Graphs of data that indicate sea surface temperatures and other surface ocean conditions as obtained from the Porites corals.
The data collected from 2001 to 2013 using the Porites coral was plotted into graphs and includes data on d13C concentrations, d18O concentrations, Sr/Ca values, sea surface temperatures, and rainfall in millimeters. The d18O, Sr/Ca and SST data are all cyclical and contain peaks towards the beginning of years and low points during the middle of years. d13C is the only outlier because its peaks are in the middle of years while its low points are closer to the beginning of years. The highest amount of rainfall was recorded around the middle of 2007 and this peak correlates to one of the largest sea surface temperature dips and a dip in Sr/Ca and d18O.

Why is this study important? This study is incredibly important because knowing the cycles in d13C values and consistency of the d18O values allows us to begin piecing together the conditions where these coral skeletons formed. Pereira and their team’s research was also the first to relate these Porites astreoides values to sea surface temperatures, which will allow us to learn even more about, and maybe fully understand, the climate when these corals were formed. This study also creates links between d13C concentrations and sea surface temperature through the coral skeletons. By understanding the conditions under which these coral formed, we are able to understand climate cycles that have occurred within the Southern Atlantic ocean.
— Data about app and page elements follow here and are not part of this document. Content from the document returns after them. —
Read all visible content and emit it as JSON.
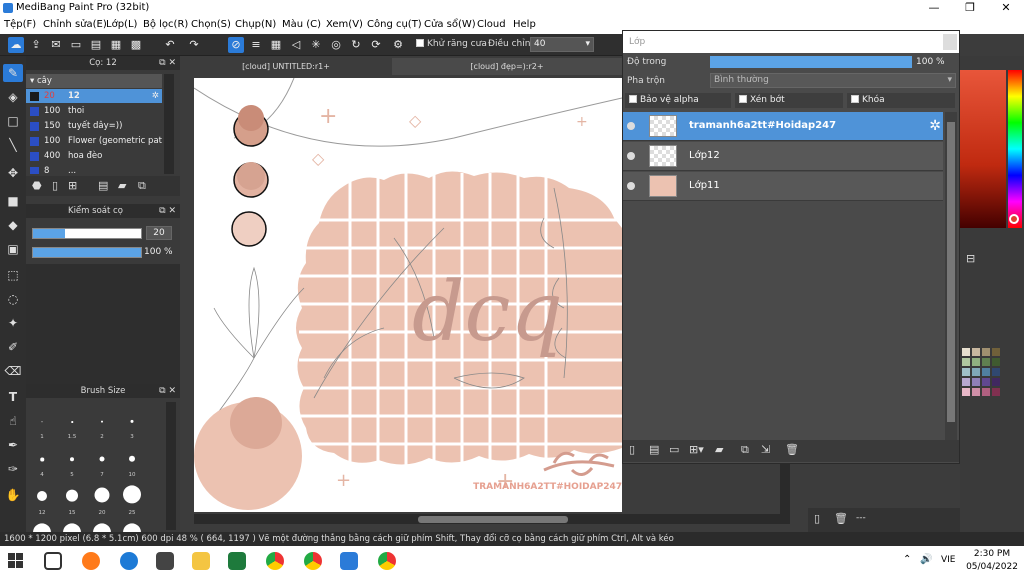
{
  "window": {
    "title": "MediBang Paint Pro (32bit)",
    "minimize": "—",
    "restore": "❐",
    "close": "✕"
  },
  "menu": [
    "Tệp(F)",
    "Chỉnh sửa(E)",
    "Lớp(L)",
    "Bộ lọc(R)",
    "Chọn(S)",
    "Chụp(N)",
    "Màu (C)",
    "Xem(V)",
    "Công cụ(T)",
    "Cửa sổ(W)",
    "Cloud",
    "Help"
  ],
  "toolbar": {
    "antialias_label": "Khử răng cưa",
    "adjust_label": "Điều chỉnh",
    "adjust_value": "40"
  },
  "brush_panel": {
    "title": "Cọ: 12",
    "category": "cây",
    "items": [
      {
        "size": "20",
        "name": "12"
      },
      {
        "size": "100",
        "name": "thoi"
      },
      {
        "size": "150",
        "name": "tuyết dây=))"
      },
      {
        "size": "100",
        "name": "Flower (geometric patt"
      },
      {
        "size": "400",
        "name": "hoa đèo"
      },
      {
        "size": "8",
        "name": "..."
      }
    ]
  },
  "brush_control": {
    "title": "Kiểm soát cọ",
    "size_value": "20",
    "opacity_value": "100 %",
    "size_fill": 0.3,
    "opacity_fill": 1.0
  },
  "brush_size": {
    "title": "Brush Size",
    "labels": [
      "1",
      "1.5",
      "2",
      "3",
      "4",
      "5",
      "7",
      "10",
      "12",
      "15",
      "20",
      "25"
    ]
  },
  "doc_tabs": [
    "[cloud] UNTITLED:r1+",
    "[cloud] đẹp=):r2+"
  ],
  "layer_panel": {
    "title": "Lớp",
    "opacity_label": "Độ trong",
    "opacity_value": "100 %",
    "blend_label": "Pha trộn",
    "blend_value": "Bình thường",
    "protect_alpha": "Bảo vệ alpha",
    "clipping": "Xén bớt",
    "lock": "Khóa",
    "layers": [
      "tramanh6a2tt#Hoidap247",
      "Lớp12",
      "Lớp11"
    ]
  },
  "canvas": {
    "watermark": "TRAMANH6A2TT#HOIDAP247",
    "lettering": "dcq"
  },
  "right_panel": {
    "dash": "---"
  },
  "palette_colors": [
    "#e8e0d0",
    "#c8b8a0",
    "#a09070",
    "#70603a",
    "#b0c8a0",
    "#90b080",
    "#608050",
    "#405a30",
    "#a0c0c8",
    "#80a8b8",
    "#5080a0",
    "#304870",
    "#b8a8d0",
    "#9080b8",
    "#604890",
    "#402860",
    "#e8b8c8",
    "#d090a8",
    "#b06080",
    "#803050"
  ],
  "status": {
    "text": "1600 * 1200 pixel  (6.8 * 5.1cm)  600 dpi  48 %  ( 664, 1197 )  Vẽ một đường thẳng bằng cách giữ phím Shift, Thay đổi cỡ cọ bằng cách giữ phím Ctrl, Alt và kéo"
  },
  "taskbar": {
    "time": "2:30 PM",
    "date": "05/04/2022",
    "lang": "VIE"
  }
}
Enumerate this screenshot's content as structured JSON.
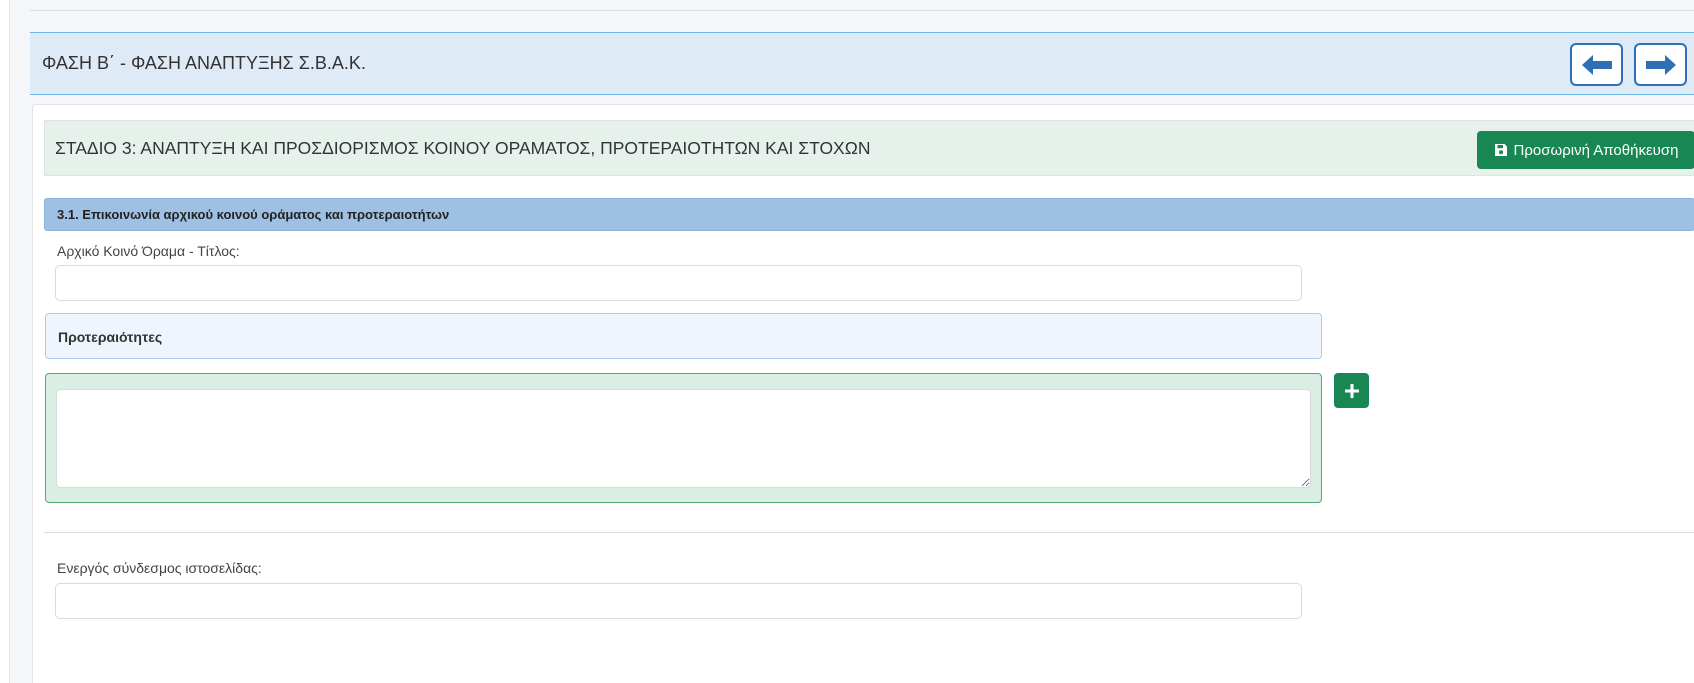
{
  "phase": {
    "title": "ΦΑΣΗ Β΄ - ΦΑΣΗ ΑΝΑΠΤΥΞΗΣ Σ.Β.Α.Κ.",
    "prev_icon": "arrow-left-icon",
    "next_icon": "arrow-right-icon"
  },
  "stage": {
    "title": "ΣΤΑΔΙΟ 3: ΑΝΑΠΤΥΞΗ ΚΑΙ ΠΡΟΣΔΙΟΡΙΣΜΟΣ ΚΟΙΝΟΥ ΟΡΑΜΑΤΟΣ, ΠΡΟΤΕΡΑΙΟΤΗΤΩΝ ΚΑΙ ΣΤΟΧΩΝ",
    "save_label": "Προσωρινή Αποθήκευση",
    "save_icon": "floppy-disk-icon"
  },
  "section": {
    "title": "3.1. Επικοινωνία αρχικού κοινού οράματος και προτεραιοτήτων"
  },
  "vision": {
    "label": "Αρχικό Κοινό Όραμα - Τίτλος:",
    "value": ""
  },
  "priorities": {
    "title": "Προτεραιότητες",
    "items": [
      ""
    ],
    "add_icon": "plus-icon"
  },
  "website": {
    "label": "Ενεργός σύνδεσμος ιστοσελίδας:",
    "value": ""
  },
  "colors": {
    "accent_green": "#198754",
    "accent_blue": "#2f6fb3",
    "section_bar": "#9ec0e2",
    "phase_header_bg": "#dfeaf7",
    "stage_header_bg": "#e7f1ec",
    "priority_card_bg": "#d9efe3"
  }
}
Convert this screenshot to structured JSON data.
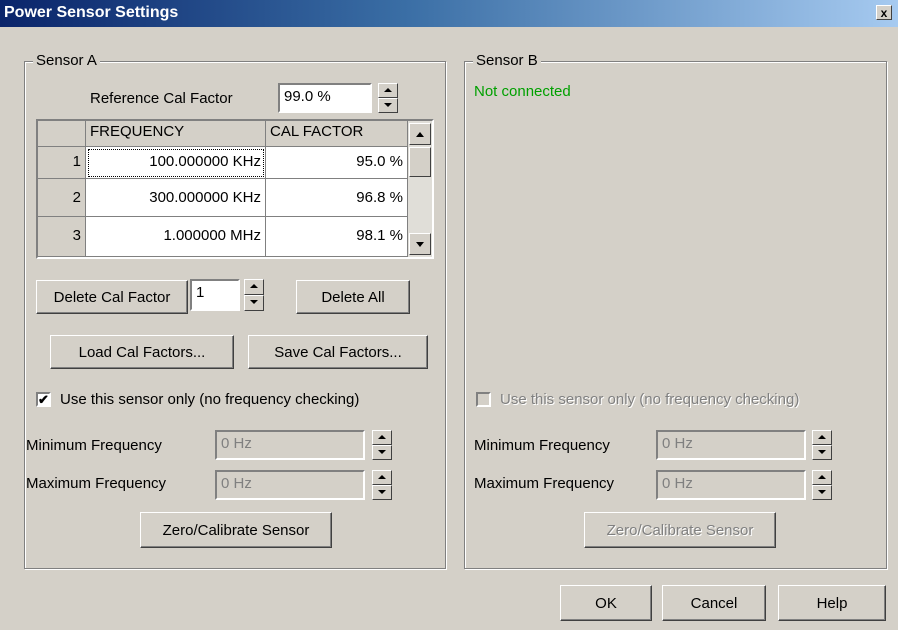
{
  "window": {
    "title": "Power Sensor Settings",
    "close_glyph": "x"
  },
  "sensor_a": {
    "legend": "Sensor A",
    "ref_cal_label": "Reference Cal Factor",
    "ref_cal_value": "99.0 %",
    "table": {
      "headers": [
        "FREQUENCY",
        "CAL FACTOR"
      ],
      "rows": [
        {
          "num": "1",
          "freq": "100.000000 KHz",
          "cal": "95.0 %"
        },
        {
          "num": "2",
          "freq": "300.000000 KHz",
          "cal": "96.8 %"
        },
        {
          "num": "3",
          "freq": "1.000000 MHz",
          "cal": "98.1 %"
        }
      ]
    },
    "delete_cal_label": "Delete Cal Factor",
    "delete_cal_index": "1",
    "delete_all_label": "Delete All",
    "load_label": "Load Cal Factors...",
    "save_label": "Save Cal Factors...",
    "use_only_label": "Use this sensor only (no frequency checking)",
    "use_only_checked": true,
    "min_freq_label": "Minimum Frequency",
    "min_freq_value": "0 Hz",
    "max_freq_label": "Maximum Frequency",
    "max_freq_value": "0 Hz",
    "zero_label": "Zero/Calibrate Sensor"
  },
  "sensor_b": {
    "legend": "Sensor B",
    "status": "Not connected",
    "status_color": "#00a000",
    "use_only_label": "Use this sensor only (no frequency checking)",
    "min_freq_label": "Minimum Frequency",
    "min_freq_value": "0 Hz",
    "max_freq_label": "Maximum Frequency",
    "max_freq_value": "0 Hz",
    "zero_label": "Zero/Calibrate Sensor"
  },
  "footer": {
    "ok": "OK",
    "cancel": "Cancel",
    "help": "Help"
  },
  "colors": {
    "face": "#d4d0c8",
    "title_start": "#0a246a",
    "title_end": "#a6caf0"
  }
}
Using that information, we may be able to interpret what the climate of this region was like in the past and what it may become in the future. 

Citation: Pereira, N. S., Sial, A. N., Frei, R., Ullmann, C. V., Korte, C., Kikuchi, R. K. P., … & Kilbourne, K. H. (2017). The potential of the coral species Porites astreoides as a paleoclimate archive for the Tropical South Atlantic Ocean. Journal of South American Earth Sciences77, 276-285.